**Brief:** Every line below that contains the word "String" must be copied.

**Data records for software interfaces:**
★ ★ ★ ★ ★ ★ ★

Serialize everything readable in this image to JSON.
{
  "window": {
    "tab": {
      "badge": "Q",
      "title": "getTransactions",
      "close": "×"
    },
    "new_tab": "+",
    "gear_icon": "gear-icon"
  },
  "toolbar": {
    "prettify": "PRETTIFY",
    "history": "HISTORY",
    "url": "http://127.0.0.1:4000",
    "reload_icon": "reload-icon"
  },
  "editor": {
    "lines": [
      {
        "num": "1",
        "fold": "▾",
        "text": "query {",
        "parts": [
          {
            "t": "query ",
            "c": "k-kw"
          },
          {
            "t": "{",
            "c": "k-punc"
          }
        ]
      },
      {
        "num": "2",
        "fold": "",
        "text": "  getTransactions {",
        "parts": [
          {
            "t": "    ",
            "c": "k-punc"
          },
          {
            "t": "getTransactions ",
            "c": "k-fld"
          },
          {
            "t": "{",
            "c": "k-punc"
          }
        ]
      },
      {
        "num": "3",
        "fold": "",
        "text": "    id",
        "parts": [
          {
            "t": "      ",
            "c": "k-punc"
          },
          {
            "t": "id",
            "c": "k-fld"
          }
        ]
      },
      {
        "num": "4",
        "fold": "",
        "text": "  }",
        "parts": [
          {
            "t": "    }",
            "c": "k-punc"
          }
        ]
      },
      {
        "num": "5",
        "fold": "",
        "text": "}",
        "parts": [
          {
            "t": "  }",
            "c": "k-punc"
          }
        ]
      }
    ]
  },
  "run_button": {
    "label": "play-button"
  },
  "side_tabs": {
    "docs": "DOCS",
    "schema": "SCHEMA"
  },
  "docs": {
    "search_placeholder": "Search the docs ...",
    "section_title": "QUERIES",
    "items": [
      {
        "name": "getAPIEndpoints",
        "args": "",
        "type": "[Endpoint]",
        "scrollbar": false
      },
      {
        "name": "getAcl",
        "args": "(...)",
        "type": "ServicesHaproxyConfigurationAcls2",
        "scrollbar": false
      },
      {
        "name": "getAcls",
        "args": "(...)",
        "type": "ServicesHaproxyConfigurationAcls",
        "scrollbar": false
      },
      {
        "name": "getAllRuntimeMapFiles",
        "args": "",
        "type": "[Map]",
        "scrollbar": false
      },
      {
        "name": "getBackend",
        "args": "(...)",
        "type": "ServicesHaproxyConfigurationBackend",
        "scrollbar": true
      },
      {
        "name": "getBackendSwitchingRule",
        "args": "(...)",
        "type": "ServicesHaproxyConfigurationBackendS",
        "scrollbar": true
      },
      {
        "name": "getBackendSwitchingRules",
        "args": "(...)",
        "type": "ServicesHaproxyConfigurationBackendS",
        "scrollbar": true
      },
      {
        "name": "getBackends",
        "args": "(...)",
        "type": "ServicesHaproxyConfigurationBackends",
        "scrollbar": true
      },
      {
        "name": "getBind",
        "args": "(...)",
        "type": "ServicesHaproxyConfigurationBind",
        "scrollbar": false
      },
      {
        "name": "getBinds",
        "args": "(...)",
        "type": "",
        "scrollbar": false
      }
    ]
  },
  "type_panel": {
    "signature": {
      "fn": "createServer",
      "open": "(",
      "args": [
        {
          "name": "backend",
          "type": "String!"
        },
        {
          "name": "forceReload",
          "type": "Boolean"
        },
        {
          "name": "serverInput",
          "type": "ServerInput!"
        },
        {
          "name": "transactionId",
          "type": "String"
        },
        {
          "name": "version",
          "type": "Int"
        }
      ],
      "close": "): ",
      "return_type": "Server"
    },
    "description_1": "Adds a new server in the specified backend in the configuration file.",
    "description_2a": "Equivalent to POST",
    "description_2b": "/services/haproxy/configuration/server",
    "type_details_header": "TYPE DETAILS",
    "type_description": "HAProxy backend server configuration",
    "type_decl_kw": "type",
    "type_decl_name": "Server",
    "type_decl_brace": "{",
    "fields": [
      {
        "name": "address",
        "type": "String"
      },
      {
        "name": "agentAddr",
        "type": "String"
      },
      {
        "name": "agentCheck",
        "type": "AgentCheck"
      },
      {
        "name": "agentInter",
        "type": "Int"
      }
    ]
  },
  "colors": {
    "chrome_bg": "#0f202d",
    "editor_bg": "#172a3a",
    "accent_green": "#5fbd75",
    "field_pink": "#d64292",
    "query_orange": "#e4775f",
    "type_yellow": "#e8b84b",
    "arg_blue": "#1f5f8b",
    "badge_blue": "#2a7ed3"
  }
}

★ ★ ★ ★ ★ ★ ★

**Problem solution:**
          "type": "String!"
          "type": "String"
        "type": "String"
        "type": "String"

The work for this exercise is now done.